Automated cameras: good or bad?
While most transportation advocates agree that traditional tickets are not the central solution to traffic safety, other enforcement approaches prove much more divisive. Most notably, automated speed and red-light cameras engender dramatically different reactions. On one hand, both Morris and Levinson believe they are a better solution than police, and point to studies in support of this approach.
“I have been studying automated speed enforcement (ASE) for many years and I still believe it is an effective alternative to in-person enforcement,” explained Morris. “There are still risks to automated enforcement regarding decision making on where to place cameras and how to implement a fee structure. Each decision could result in disproportional impacts or harm on minority populations if not done thoughtfully.”
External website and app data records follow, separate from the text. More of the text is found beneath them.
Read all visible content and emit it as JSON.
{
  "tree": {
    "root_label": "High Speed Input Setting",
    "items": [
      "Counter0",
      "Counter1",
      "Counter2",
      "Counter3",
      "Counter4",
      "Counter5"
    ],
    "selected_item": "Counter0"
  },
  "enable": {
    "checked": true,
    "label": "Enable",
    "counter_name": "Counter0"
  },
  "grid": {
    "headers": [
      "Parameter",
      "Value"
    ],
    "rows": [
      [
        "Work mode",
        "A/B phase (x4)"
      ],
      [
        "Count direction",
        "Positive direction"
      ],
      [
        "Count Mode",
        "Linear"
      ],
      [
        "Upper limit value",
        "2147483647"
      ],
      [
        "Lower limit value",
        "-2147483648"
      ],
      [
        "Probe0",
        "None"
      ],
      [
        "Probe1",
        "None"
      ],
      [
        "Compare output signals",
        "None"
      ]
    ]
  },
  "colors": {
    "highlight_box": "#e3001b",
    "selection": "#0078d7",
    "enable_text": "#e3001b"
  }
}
According to Morris, speed cameras, like the ones deployed around New York City schools and in other countries, also reduce bias, so that white drivers are not more likely to be let off with a warning, and additionally pose “little risk of escalation or violence” by police officers.
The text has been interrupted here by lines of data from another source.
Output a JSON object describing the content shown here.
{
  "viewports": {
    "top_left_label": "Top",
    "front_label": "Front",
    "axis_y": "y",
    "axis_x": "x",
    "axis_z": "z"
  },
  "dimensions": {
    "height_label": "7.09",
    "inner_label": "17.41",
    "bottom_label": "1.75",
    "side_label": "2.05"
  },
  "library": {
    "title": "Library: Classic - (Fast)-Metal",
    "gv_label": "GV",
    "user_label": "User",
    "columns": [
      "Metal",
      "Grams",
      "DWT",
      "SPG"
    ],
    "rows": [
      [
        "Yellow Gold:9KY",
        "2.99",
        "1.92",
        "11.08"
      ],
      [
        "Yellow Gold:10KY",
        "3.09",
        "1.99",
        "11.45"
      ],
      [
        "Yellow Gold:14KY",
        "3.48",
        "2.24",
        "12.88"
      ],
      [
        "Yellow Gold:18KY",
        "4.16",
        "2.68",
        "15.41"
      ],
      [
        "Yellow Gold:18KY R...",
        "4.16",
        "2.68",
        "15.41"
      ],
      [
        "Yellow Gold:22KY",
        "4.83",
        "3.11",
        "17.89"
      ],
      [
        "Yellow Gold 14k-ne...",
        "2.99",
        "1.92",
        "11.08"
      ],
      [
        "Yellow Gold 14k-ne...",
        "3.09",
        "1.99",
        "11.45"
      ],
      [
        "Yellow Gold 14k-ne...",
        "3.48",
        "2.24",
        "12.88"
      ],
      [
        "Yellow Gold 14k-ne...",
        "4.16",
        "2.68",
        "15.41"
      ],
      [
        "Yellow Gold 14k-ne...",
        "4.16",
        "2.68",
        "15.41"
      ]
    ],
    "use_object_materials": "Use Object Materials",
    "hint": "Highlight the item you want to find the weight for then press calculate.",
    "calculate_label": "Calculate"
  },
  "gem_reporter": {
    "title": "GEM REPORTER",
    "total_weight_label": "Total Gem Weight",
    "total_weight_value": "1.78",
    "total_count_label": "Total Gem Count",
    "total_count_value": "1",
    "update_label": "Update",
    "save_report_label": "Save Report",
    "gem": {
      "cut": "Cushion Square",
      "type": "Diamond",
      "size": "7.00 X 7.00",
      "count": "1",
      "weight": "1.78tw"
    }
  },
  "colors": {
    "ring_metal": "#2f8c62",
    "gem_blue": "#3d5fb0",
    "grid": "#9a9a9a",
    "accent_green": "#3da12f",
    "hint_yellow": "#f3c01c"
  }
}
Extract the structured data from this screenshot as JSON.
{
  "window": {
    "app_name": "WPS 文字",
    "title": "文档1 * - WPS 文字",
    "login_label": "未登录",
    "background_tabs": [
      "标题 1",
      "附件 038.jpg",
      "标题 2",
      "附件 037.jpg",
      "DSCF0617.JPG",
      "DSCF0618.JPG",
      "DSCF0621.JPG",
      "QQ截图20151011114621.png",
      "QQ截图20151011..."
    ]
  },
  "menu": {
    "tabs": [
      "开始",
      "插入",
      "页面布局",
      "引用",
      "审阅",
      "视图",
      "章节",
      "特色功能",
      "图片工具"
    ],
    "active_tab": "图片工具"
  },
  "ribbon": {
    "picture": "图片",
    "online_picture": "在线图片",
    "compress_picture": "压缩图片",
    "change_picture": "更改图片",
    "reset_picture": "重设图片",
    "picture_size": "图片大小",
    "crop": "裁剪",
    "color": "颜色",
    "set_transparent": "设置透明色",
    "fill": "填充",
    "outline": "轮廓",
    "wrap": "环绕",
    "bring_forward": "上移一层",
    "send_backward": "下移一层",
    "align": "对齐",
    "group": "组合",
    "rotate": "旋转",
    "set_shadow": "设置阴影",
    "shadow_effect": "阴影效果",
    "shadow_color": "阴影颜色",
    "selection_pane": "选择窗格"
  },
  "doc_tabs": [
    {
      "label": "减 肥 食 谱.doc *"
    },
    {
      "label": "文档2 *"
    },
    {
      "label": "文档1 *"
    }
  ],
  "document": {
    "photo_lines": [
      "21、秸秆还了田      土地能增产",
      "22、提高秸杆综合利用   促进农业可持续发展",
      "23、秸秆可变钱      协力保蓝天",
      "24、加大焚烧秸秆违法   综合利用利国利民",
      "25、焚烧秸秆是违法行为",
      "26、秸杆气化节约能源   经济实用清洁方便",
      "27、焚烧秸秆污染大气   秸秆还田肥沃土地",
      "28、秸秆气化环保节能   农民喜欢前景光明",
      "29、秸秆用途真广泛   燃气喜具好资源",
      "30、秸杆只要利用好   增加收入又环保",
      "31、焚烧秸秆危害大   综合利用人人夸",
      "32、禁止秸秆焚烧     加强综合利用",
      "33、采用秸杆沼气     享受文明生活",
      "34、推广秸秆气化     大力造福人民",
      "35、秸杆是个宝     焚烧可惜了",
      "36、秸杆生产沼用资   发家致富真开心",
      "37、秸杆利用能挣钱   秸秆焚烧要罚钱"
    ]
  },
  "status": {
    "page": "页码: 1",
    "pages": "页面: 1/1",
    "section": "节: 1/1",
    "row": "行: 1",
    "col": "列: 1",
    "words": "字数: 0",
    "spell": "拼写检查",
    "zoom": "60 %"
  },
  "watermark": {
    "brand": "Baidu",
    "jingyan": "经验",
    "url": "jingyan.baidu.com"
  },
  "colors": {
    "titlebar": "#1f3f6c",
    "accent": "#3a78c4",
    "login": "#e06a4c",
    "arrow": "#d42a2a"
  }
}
It’s a sentiment shared by Levinson, who sees cameras as a solution: “There is strong evidence that photo enforcement of speeding and red-light running is effective, if also abused in different ways, notably as a cash cow, and deployment needs to not just be in poor neighborhoods.”
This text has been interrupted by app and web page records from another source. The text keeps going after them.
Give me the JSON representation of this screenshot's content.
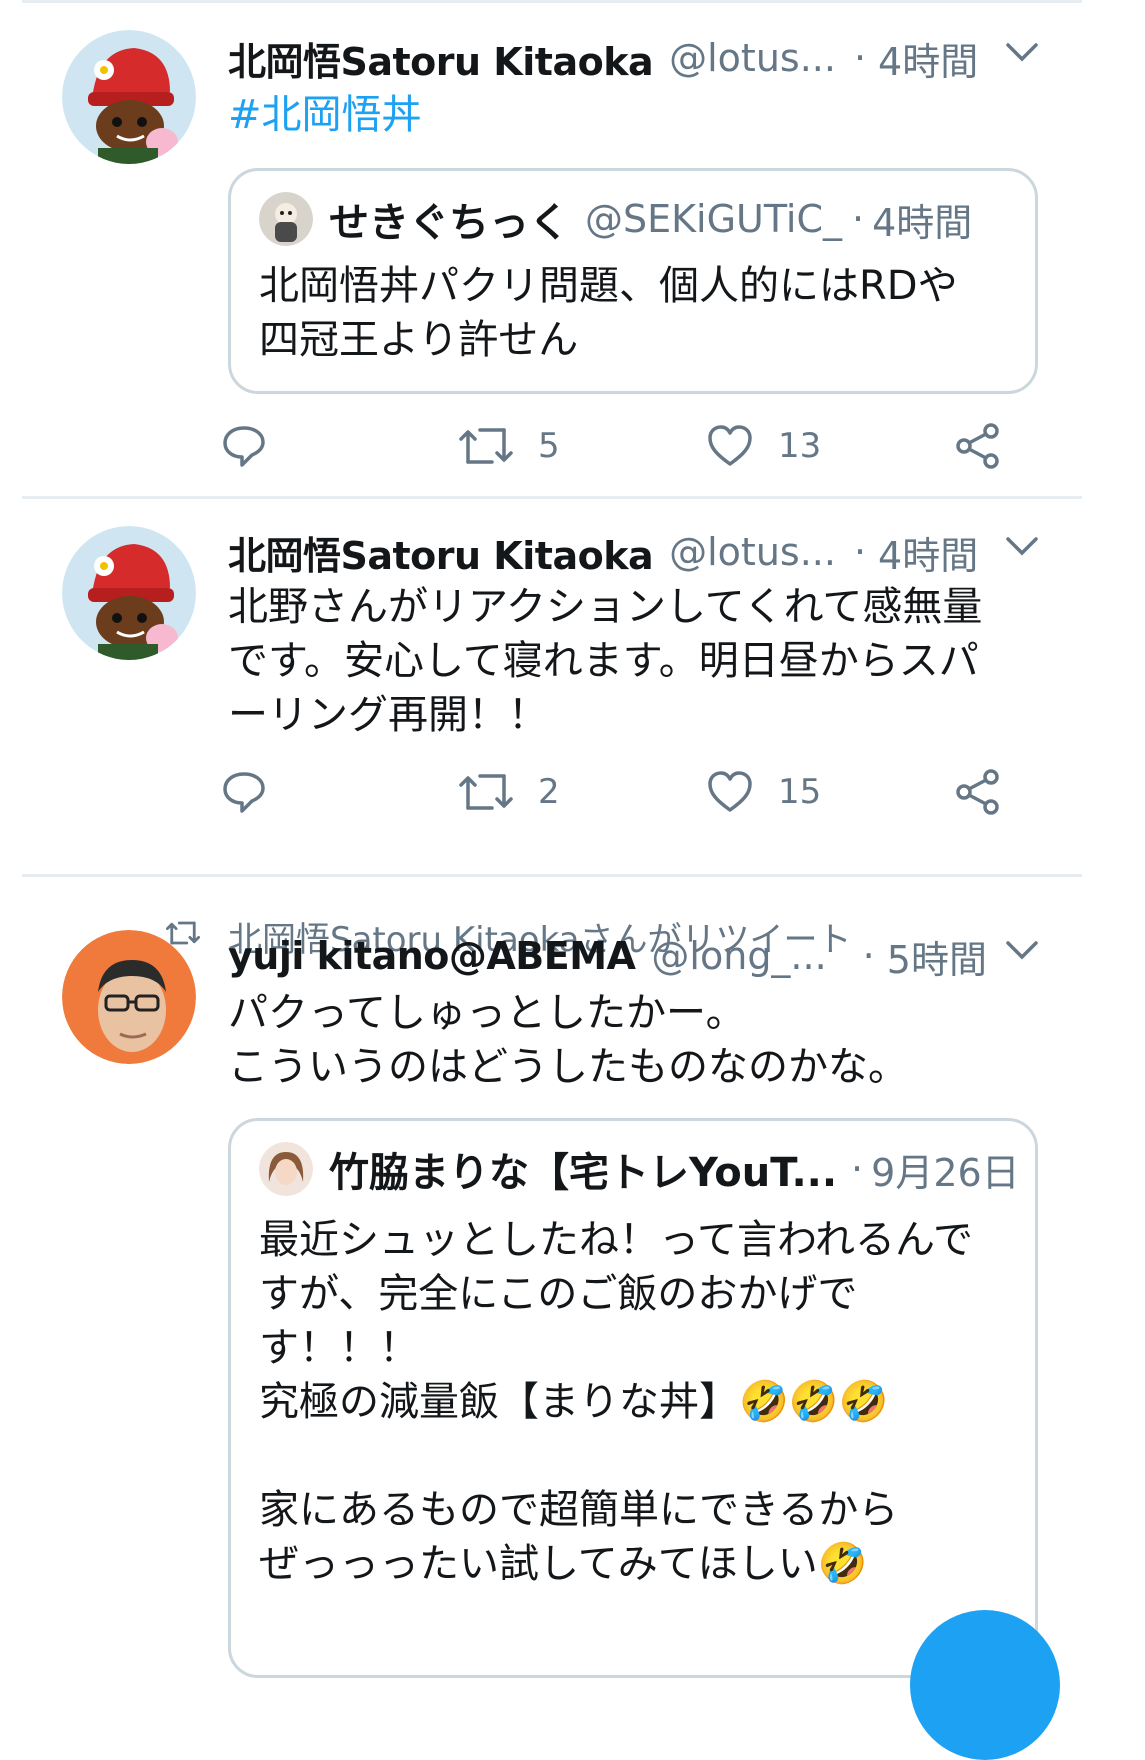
{
  "tweets": [
    {
      "name": "北岡悟Satoru Kitaoka",
      "handle": "@lotus...",
      "dot": "·",
      "time": "4時間",
      "text": "#北岡悟丼",
      "quote": {
        "name": "せきぐちっく",
        "handle": "@SEKiGUTiC_",
        "dot": "·",
        "time": "4時間",
        "text": "北岡悟丼パクリ問題、個人的にはRDや\n四冠王より許せん"
      },
      "actions": {
        "reply": "",
        "retweets": "5",
        "likes": "13"
      }
    },
    {
      "name": "北岡悟Satoru Kitaoka",
      "handle": "@lotus...",
      "dot": "·",
      "time": "4時間",
      "text": "北野さんがリアクションしてくれて感無量\nです。安心して寝れます。明日昼からスパ\nーリング再開！！",
      "actions": {
        "reply": "",
        "retweets": "2",
        "likes": "15"
      }
    },
    {
      "retweet_label": "北岡悟Satoru Kitaokaさんがリツイート",
      "name": "yuji kitano@ABEMA",
      "handle": "@long_...",
      "dot": "·",
      "time": "5時間",
      "text": "パクってしゅっとしたかー。\nこういうのはどうしたものなのかな。",
      "quote": {
        "name": "竹脇まりな【宅トレYouT...",
        "handle": "",
        "dot": "·",
        "time": "9月26日",
        "text": "最近シュッとしたね！って言われるんで\nすが、完全にこのご飯のおかげで\nす！！！\n究極の減量飯【まりな丼】🤣🤣🤣\n\n家にあるもので超簡単にできるから\nぜっっったい試してみてほしい🤣"
      }
    }
  ],
  "colors": {
    "accent": "#1da1f2",
    "secondary_text": "#657786",
    "divider": "#e6ecf0",
    "quote_border": "#ccd6dd"
  },
  "icons": [
    "reply-icon",
    "retweet-icon",
    "like-icon",
    "share-icon",
    "chevron-down-icon"
  ]
}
On the other hand, automatic cameras are a nonstarter for Narayanan, who sees them as part of a punitive fine-based system that has long been unequally impactful on communities of color.
“Red-light cameras in my mind are just another part of same system that has brutalized our black and brown community members,” said Narayanan. “[They] seek to gets folks to comply through threat of punishment [and] it’s opposed to our philosophy of harm reduction.”
Narayanan points out that cameras can also be used as a tool for surveillance; for example, Immigrations and Custom’s Enforcement could theoretically use their data to victimize immigrant communities. He argues that “[those] calling for cameras are suffering from failure of imagination,” and we should instead be pushing for transformative change of our streets.
(At this point, it’s a moot point because any use legalization of cameras would have to come from the state Legislature.)
Over the next year, the debate over reimagining the Minneapolis Police Department promises to dominate conversation at City Hall. As detailed proposals begin to emerge, the difficult question of traffic enforcement will be an ongoing question for anyone thinking about a new vision for community safety.
Even something as simple as parking tickets makes the difficulty apparent. If the idea is to replace parking enforcement “officers” with something more benign, that’s been tried before. As journalist Aaron Gordon described, parking tickets used to be handled by “meter maids,” but they began dressing and acting more like official police once angry drivers began hassling them and refusing to accept fines. Figuring out how to strike a balance around enforcing even basic rules becomes increasingly difficult in a society that views even basic government services as fundamentally illegitimate.
For Our Streets Minneapolis, the first step in that conversation is to take police enforcement off the table. They began an email campaign last week aimed at “removing all traffic enforcement policies” from the city’s transportation plans.
It’s an idea that, for justice advocates like Lugo, out in California, is long overdue.
“I’d say the way forward is to invest our public dollars in nonviolent street safety efforts defined and led by Black, Indigenous, POC communities,” Lugo said. “These efforts probably won’t look the same as white-led bike/ped planning. They’ll probably be more fluid, land-based, and humanistic. Are the advocates for white-centered street safety models going to get on board with this, or are they going to keep taking space for their vision of the future?”